I first heard about Twitter back in 2006. I wasn’t sure if I’d use it, and at that time you needed to have an invitation in order to keep a check on the growth of users. In February 2007 I was able to sign up. I was able to choose “@tag” (my initials) as my username and there were still plenty of three letter names available. I was user 754,587 – not even a million at that point.
It was a very different service back then. The community was smaller – indeed it actually felt like a community. Tweets were 140 characters. You could tweet via SMS. No hashtags. No ads, images, threads, lists etc. It was just a simple chronological timeline of tweets from people that you followed. Biz Stone sent out friendly emails to users about technical updates and news about investors. I loved it.
From a professional point of view, as a tech-savvy archaeologist with an MSc half taught in the Electronics and Computer Science department at Southampton University, Twitter helped to connect me with the tech world. At the time I was building a large website on a dedicated server and learning everything as I went along. Contacts and “RTs” – manual retweets – opened my eyes to the latest happenings in Content Management Systems, server administration, and even asking questions of some highly-regarded admins. Twitter was central to my development back then. I tweeted often, about everything. Maybe I even began to have 140 character thoughts. What could I tweet next?
As well as working with websites, I was also heavily engaged with 3D scanning and archaeological 3D reconstruction. Twitter helped me keep my feet in both areas. It was the place to get news and to meet people.
Twitter was the first mobile app that I ever used. First, updating by SMS was so easy to do. Then came reading the feed via a very slow 2G phone on a tiny screen via a Java app. Then in 2008 on my Nokia E71 it really arrived with its larger screen and amazing keyboard, and an app called Gravity. It was the first software on a phone that I had ever bought, and it really was superb for managing Twitter.
As Twitter got bigger and bigger, the signal to noise ratio started to get out of control. My username helped to make it all unusable. I wrote a blog post in 2009 called “Being @tag on Twitter” but to summarise, Facebook introduced @replys meaning that you could ‘tag’ your friends. Over on Twitter people gleefully started chattering that you could “@tag” your friends. Imagine the volume of notifications that I started receiving. There were a lot. I eventually had to change my username – that or abandon Twitter. So I changed it to @tomgoskar but things weren’t the same.

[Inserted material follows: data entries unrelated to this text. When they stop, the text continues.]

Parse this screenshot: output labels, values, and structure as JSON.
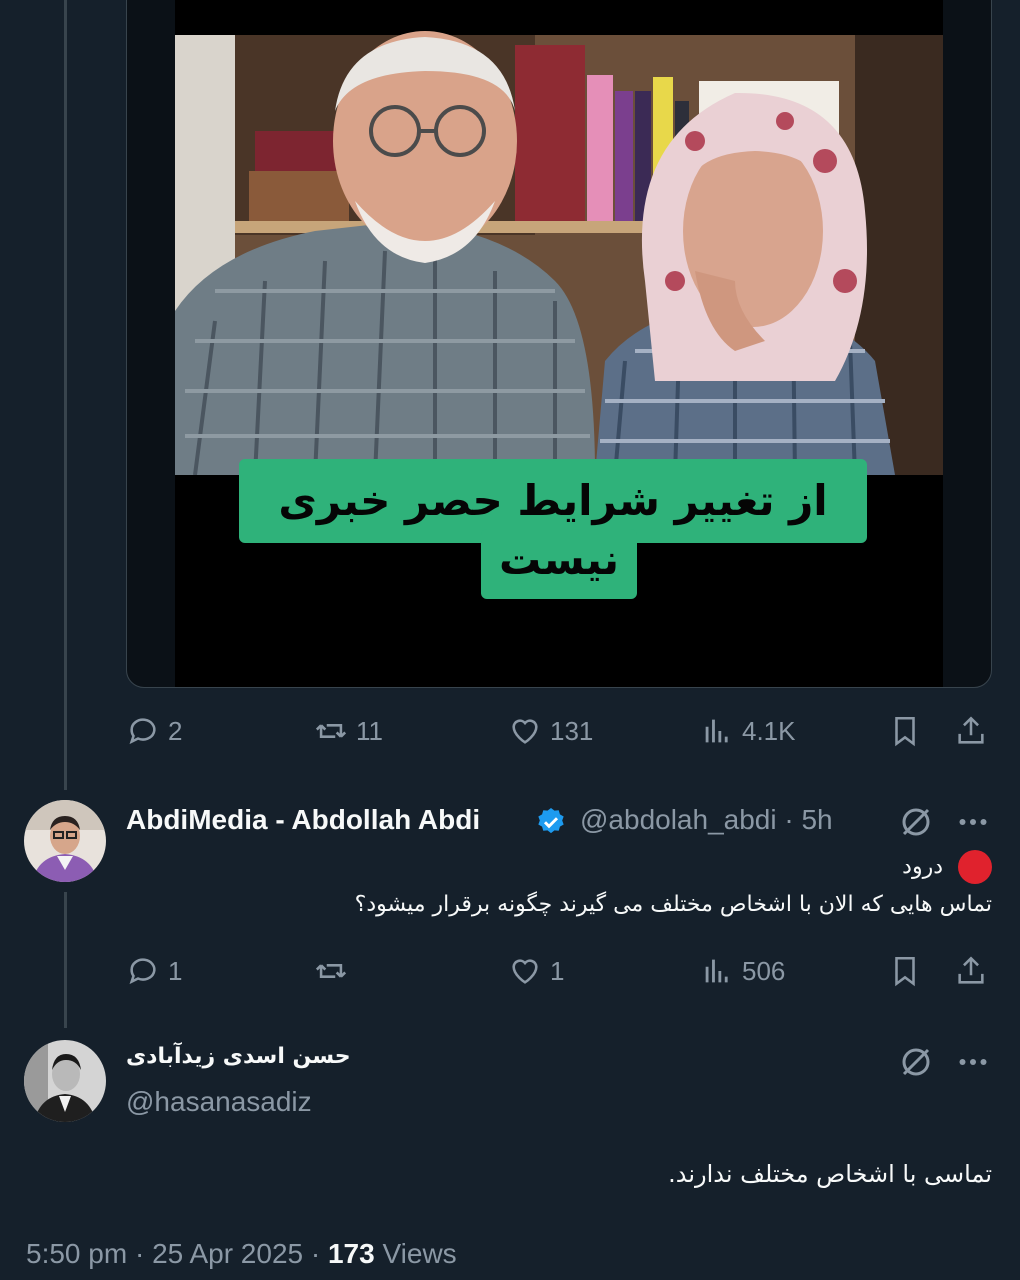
{
  "media": {
    "caption_line1": "از تغییر شرایط حصر خبری",
    "caption_line2": "نیست"
  },
  "post_actions": {
    "replies": "2",
    "reposts": "11",
    "likes": "131",
    "views": "4.1K"
  },
  "reply1": {
    "display_name": "AbdiMedia - Abdollah Abdi",
    "handle": "@abdolah_abdi",
    "separator": "·",
    "time": "5h",
    "line1": "درود",
    "line2": "تماس هایی که الان با اشخاص مختلف می گیرند چگونه برقرار میشود؟",
    "emoji": "red-circle-icon",
    "verified_color": "#1d9bf0",
    "actions": {
      "replies": "1",
      "reposts": "",
      "likes": "1",
      "views": "506"
    }
  },
  "reply2": {
    "display_name": "حسن اسدی زیدآبادی",
    "handle": "@hasanasadiz",
    "text": "تماسی با اشخاص مختلف ندارند."
  },
  "footer": {
    "time": "5:50 pm",
    "sep1": " · ",
    "date": "25 Apr 2025",
    "sep2": " · ",
    "views_count": "173",
    "views_label": " Views"
  },
  "colors": {
    "background": "#15202b",
    "muted": "#8b98a5",
    "caption_green": "#2fb27a"
  }
}
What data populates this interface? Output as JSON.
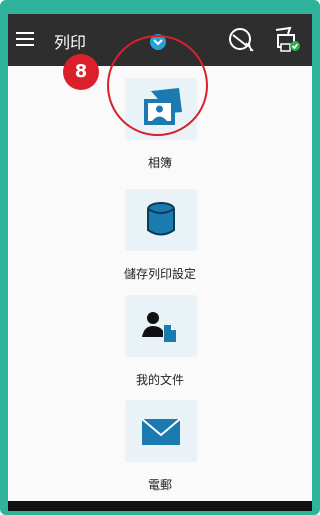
{
  "header": {
    "title": "列印",
    "menu_icon": "menu-icon",
    "dropdown_icon": "chevron-down-icon",
    "status_icon": "printer-status-icon",
    "printer_icon": "printer-connected-icon"
  },
  "annotation": {
    "step": "8"
  },
  "items": [
    {
      "label": "相簿",
      "icon": "photo-album-icon"
    },
    {
      "label": "儲存列印設定",
      "icon": "storage-icon"
    },
    {
      "label": "我的文件",
      "icon": "document-icon"
    },
    {
      "label": "電郵",
      "icon": "mail-icon"
    }
  ],
  "colors": {
    "topbar": "#2e2e2e",
    "accent": "#2aa0d8",
    "icon_blue": "#1b7bb0",
    "tile_bg": "#e9f2f7",
    "highlight": "#d9202b",
    "frame": "#2fb39a"
  }
}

I still keep an eye on Twitter today, more than 15 years later. I don’t tweet very often, but I do manage some private lists to help me keep up in certain areas. But to be honest, it feels more like using an RSS aggregator sometimes. There are lots of retweets and announcements, and, anecdotally at least, not as much conversation. People have – as is the natural order of things – broken off to use Facebook or Instagram, chatting on Slack/Discord, or the deep dive that is Reddit. That’s the nature of things. When people have choice, they will choose!
With the latest news that Elon Musk, one of the richest people in the world, is to buy Twitter, I’m not sure what to think. He is known for being outspoken and somewhat erratic. He hopes to restore ‘free speech’ which I hope won’t mean that Twitter will once again welcome hate speech.
I’ve long felt that since Twitter is free to use, we, the users, are the product. We don’t really get a say on the features of the platform. I miss the many different Twitter clients that flourished before Twitter decided to cut most of them off. The open Twitter has been gone for a long time. We need to be able to pay for Twitter. I would certainly pay a small amount per month or year to get rid of ads and get some great tools for managing and refreshing my feeds. I don’t want any ranking algorithm going anywhere near my main or list feeds. I thought that Twitter Blue might be a step in this direction, but sadly not.
So once again, Twitter is at a crossroads. Once the go-to place for people to organise and get real-time news, it feels that it has become diluted. Audio ‘Spaces’, segregated ‘Communities’, privacy issues (Twitter tracks you and sells browsing and usage statistics), and so much more besides. Where will it go next? Will Elon Musk’s ownership be a blessing or a curse? Probably both. The New Yorker recently published a good summary of some of the claims and concerns over the takeover.
Let’s see what happens next, but like Flickr is currently doing, perhaps it’s time to refocus on the basics. Do one thing, and do it well.